### Work item
From the listing below, work out how many lines contain "time"; the answer is that number and nothing more.

### Provided material

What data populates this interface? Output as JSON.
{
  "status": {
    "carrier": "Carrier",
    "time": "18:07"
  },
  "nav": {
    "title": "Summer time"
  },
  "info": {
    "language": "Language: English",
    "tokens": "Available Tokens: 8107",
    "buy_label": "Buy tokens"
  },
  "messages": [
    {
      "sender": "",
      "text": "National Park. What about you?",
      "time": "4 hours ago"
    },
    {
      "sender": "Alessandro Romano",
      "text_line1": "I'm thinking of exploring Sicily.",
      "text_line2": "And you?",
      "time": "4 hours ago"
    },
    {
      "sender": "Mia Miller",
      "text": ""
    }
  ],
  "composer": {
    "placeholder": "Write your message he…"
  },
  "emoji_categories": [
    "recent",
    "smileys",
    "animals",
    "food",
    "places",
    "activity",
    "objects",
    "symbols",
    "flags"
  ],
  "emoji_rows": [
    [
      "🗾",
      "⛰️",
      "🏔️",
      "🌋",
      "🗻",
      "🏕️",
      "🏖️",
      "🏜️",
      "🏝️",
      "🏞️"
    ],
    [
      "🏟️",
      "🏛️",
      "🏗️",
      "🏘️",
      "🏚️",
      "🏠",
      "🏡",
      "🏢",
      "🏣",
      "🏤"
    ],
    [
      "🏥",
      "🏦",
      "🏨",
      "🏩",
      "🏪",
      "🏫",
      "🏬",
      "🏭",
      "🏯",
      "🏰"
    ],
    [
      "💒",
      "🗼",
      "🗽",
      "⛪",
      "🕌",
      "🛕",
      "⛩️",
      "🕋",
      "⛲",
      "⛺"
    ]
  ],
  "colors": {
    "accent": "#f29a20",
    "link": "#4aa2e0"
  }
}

### Task output
4